Soon after the conclusion of the Second World War, the US sat astride the world as a colossus whose military and economic might was unparalleled and whose popular culture had unmatched appeal. If big powers, like human beings, begin to die the moment they are born, the US ominously began to face the prospect of its decay soon after it had to deal with the “loss of China” and defeat in the wars of Indochina. It’s nation-building efforts in Iraq and Afghanistan were a farce. Its “war on terror” — a post-9/11 obsession with the “Islamist threat” that morphed into a catastrophic national distraction — brought with it Guantanamo Bay, waterboarding, black sites, rendion and drones. Its influence in the Middle East, most recently in Syria, was of dubious value. The ongoing war in South Asia was sabotaged from the outset not so much by Taliban resilience or Pakistani recalcitrance, but by American cluelessness.
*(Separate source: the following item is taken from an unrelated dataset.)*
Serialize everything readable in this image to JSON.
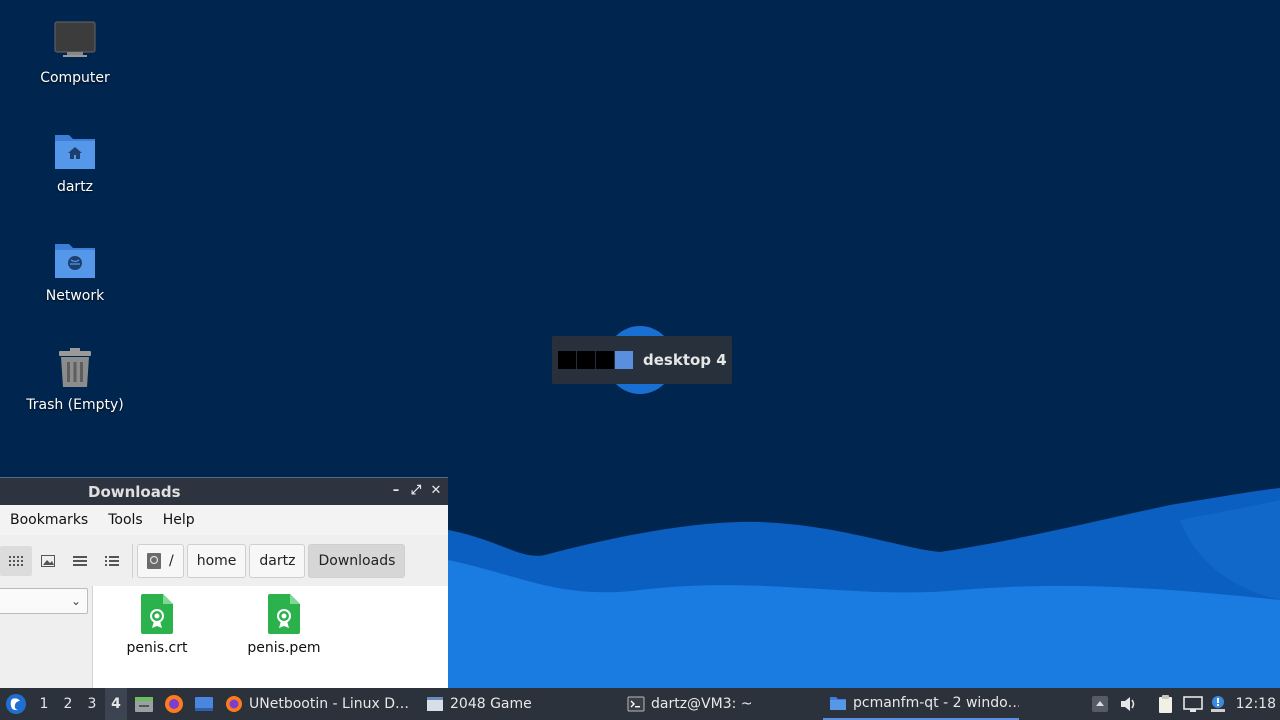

And a big power that cannot convince a little client state like Israel to cease and desist from breaking international law, leaves unanswered questions about the kind of influence it wields in the world.
Hubris cannot save America nor can its notion of “American exceptionalism”, a smug theory about the US being “different” from other countries in that it has a specific world mission to spread liberty, democracy, egalitarianism, laissez-faire and the rest of it. Nor can it be saved by the neo-conservative grandiose belief that the US is the “shining city on a hill” exempt from historical forces that had affected other nations.
It is a legacy borrowed from European bluster that defined the belle epoque, when Frenchmen were motivated by their notion of la mission civilizatrice and the British by theirs of “the white man’s burden”. And what could touch people imbued with the complacent pride of la belle epoque, the zenith of European ascendancy?
Yet it did not take long for the outward serenity of that era to show the anarchic compulsions lurking beneath its garden surface, compulsions that exploded, in the words of W.B. Yates, in “the blood-dimmed tide” of 1914.
How is one, in this case a lowly columnist with no training in a professional historian’s methodology, to address one’s self, to the issue of American decline, without a nagging feeling of fatuity? But if you have spent your entire adult life in the US, and you bring with you a teleological sense of history from the old country — where you and the very ethos of teleology were born — you feel it when the curtains are being drawn. Just as beneath the surface of la belle epoque lurked a corrosive ennui, there lurks beneath the surface of “American exceptionalism” a grey lassitude, a nervous fatigue, at crucial nerve ends of culture’s self-definitions.
Unlike Europe, whose old order died in a conflagration unprecedented in scale, America’s pre-eminent role as global arbiter will end, well, not with a bang but a whimper. And yes, as Toynbee suggested, civilizatios die from self-inflicted wounds, not the caprice of murderers.
Fawaz Turki is a journalist, lecturer and author based in Washington. He is the author of The Disinherited: Journal of a Palestinian Exile.